“Volvo is a leader in safety: we always have been and we always will be. Because of our research, we know where the problem areas are when it comes to ending serious injuries and fatalities in our cars. And while a speed limitation is not a cure-all, it’s worth doing if we can even save one life. We want to start a conversation about whether car makers have the right or maybe even an obligation to install technology in cars that change their driver’s behaviour, to tackle things such as speeding, intoxication or distraction. We don’t have a firm answer to this question, but believe we should take leadership in the discussion and be a pioneer.”
“As humans, we all understand the dangers with snakes, spiders and heights. With speeds, not so much. People often drive too fast in a given traffic situation and have poor speed adaption in relation to that traffic situation and their own capabilities as a driver. We need to support better behaviour and help people realise and understand that speeding is dangerous.”
While many of the top brands these days are into the race for speed and performance, Volvo has become the first manufacturer to take the ballsy move to reduce the speed limit of its cars. This speaks volumes of the brand’s commitment to safety and we appreciate that. It also raises many important questions. Will other car makers around the globe take a leaf out of Volvo’s book and impose similar restrictions? Or should they take initiatives to impart better driving techniques for all their customers? Will it impact sales? This opens a topic for another debate and we would like to know your thoughts on Volvo’s move to impose 180kmph speed limit.

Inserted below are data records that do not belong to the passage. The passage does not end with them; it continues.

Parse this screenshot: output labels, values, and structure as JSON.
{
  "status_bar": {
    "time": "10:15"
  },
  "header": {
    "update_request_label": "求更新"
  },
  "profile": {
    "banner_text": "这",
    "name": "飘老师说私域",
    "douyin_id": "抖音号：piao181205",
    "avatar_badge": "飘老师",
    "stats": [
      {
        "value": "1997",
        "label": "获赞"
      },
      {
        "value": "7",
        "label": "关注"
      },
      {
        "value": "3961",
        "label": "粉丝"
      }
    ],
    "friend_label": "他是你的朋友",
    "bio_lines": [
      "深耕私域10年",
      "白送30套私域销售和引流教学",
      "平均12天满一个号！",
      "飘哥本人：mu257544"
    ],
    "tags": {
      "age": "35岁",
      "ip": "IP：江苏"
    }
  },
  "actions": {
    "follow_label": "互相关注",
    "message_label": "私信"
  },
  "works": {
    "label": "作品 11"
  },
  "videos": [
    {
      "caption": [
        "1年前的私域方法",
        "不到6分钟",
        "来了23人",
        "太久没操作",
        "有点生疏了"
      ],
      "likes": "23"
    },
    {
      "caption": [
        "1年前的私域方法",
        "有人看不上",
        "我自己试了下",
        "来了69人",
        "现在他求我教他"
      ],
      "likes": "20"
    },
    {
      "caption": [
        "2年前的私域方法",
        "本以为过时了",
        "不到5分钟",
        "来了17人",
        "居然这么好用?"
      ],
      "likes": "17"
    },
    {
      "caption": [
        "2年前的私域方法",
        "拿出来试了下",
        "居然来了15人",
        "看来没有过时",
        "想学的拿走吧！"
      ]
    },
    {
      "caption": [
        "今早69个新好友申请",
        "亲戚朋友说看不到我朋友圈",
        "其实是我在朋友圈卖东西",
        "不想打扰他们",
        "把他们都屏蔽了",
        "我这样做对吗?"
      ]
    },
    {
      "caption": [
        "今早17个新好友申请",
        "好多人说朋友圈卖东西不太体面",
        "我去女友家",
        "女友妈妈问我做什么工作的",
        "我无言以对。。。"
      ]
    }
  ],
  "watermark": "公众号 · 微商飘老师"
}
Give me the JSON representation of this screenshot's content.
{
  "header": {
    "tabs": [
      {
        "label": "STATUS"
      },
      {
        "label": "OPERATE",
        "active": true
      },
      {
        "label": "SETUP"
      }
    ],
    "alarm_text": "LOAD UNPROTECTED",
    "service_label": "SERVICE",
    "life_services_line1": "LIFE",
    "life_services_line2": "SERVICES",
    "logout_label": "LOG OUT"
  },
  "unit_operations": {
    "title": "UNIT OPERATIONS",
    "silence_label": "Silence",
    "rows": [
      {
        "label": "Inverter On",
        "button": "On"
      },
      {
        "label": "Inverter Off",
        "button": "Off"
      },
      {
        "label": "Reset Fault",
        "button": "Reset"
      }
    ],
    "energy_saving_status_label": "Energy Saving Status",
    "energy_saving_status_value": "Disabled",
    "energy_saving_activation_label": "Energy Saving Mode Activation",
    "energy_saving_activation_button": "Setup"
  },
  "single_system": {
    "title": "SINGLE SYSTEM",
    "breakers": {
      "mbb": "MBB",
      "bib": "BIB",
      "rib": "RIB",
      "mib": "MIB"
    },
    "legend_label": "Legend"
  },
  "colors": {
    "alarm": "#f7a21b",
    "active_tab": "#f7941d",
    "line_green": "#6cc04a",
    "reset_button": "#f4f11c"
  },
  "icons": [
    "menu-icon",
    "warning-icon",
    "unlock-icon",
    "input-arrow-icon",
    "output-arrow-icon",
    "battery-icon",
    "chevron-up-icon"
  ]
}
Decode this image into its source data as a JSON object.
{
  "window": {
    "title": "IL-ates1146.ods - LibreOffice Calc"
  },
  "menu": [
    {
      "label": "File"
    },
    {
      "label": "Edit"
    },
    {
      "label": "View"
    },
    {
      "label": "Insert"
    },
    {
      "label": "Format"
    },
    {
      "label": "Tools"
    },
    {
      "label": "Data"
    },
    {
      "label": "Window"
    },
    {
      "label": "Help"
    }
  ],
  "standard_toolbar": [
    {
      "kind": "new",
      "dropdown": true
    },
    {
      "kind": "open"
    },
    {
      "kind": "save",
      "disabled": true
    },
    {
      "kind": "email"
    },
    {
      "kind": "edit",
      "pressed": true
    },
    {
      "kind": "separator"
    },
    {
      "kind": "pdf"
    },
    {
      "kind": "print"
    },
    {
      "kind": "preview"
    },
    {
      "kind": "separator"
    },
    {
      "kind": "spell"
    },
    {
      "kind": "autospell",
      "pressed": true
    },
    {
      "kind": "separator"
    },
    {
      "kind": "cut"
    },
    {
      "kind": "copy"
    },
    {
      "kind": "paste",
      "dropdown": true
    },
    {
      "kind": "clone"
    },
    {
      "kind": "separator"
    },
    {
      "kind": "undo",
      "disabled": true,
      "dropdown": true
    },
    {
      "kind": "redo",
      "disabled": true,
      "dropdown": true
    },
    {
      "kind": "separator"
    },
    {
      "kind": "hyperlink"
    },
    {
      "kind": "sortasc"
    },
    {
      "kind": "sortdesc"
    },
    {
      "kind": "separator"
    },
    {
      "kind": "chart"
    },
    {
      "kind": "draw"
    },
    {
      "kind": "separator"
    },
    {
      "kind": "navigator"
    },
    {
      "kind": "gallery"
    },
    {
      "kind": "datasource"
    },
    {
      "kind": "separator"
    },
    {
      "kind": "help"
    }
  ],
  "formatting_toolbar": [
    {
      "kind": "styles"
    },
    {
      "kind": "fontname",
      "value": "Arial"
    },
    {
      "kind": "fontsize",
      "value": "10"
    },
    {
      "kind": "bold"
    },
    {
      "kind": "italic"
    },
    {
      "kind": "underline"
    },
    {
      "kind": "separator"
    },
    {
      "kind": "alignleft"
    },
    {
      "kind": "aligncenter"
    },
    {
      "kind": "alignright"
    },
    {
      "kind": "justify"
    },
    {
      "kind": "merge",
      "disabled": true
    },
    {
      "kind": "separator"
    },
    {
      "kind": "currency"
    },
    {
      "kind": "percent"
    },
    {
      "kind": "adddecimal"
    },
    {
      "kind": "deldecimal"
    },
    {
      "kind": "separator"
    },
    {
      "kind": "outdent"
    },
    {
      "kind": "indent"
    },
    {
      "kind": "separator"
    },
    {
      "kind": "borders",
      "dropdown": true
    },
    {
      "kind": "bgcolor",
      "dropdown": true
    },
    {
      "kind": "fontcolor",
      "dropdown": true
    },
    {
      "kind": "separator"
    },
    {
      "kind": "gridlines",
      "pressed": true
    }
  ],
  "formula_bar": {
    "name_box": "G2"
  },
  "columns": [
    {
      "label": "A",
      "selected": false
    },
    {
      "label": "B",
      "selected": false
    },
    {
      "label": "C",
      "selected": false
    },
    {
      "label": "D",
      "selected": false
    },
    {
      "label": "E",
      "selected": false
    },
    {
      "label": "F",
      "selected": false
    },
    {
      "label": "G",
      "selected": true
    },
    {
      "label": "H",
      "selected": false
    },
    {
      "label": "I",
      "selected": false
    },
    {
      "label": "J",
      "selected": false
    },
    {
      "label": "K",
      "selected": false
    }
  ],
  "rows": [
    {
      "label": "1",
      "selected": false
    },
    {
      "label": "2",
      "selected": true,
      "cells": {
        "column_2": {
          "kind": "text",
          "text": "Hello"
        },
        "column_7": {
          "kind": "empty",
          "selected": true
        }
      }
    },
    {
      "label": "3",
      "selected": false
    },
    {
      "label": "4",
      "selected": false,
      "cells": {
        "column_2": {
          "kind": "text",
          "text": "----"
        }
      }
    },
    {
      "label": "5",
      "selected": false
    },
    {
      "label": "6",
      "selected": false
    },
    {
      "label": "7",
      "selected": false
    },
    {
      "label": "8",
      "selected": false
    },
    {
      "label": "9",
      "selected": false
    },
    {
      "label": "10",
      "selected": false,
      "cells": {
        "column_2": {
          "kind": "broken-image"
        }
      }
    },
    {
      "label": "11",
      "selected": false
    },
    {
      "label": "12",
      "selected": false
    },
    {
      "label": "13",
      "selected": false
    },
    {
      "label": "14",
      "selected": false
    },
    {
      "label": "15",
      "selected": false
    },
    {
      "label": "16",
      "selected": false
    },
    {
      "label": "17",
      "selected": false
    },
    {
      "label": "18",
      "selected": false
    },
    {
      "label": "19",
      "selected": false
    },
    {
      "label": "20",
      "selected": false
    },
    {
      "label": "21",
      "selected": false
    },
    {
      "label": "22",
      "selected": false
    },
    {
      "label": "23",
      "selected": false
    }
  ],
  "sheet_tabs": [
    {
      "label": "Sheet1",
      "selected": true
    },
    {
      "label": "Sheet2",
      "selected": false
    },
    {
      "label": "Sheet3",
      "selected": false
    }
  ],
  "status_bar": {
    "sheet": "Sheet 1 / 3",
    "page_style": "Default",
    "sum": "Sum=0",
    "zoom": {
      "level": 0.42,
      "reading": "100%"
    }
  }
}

Volvo Cars will present its ideas to tackle the problem areas of intoxication and distraction at a special safety event in Gothenburg, Sweden, on March 20.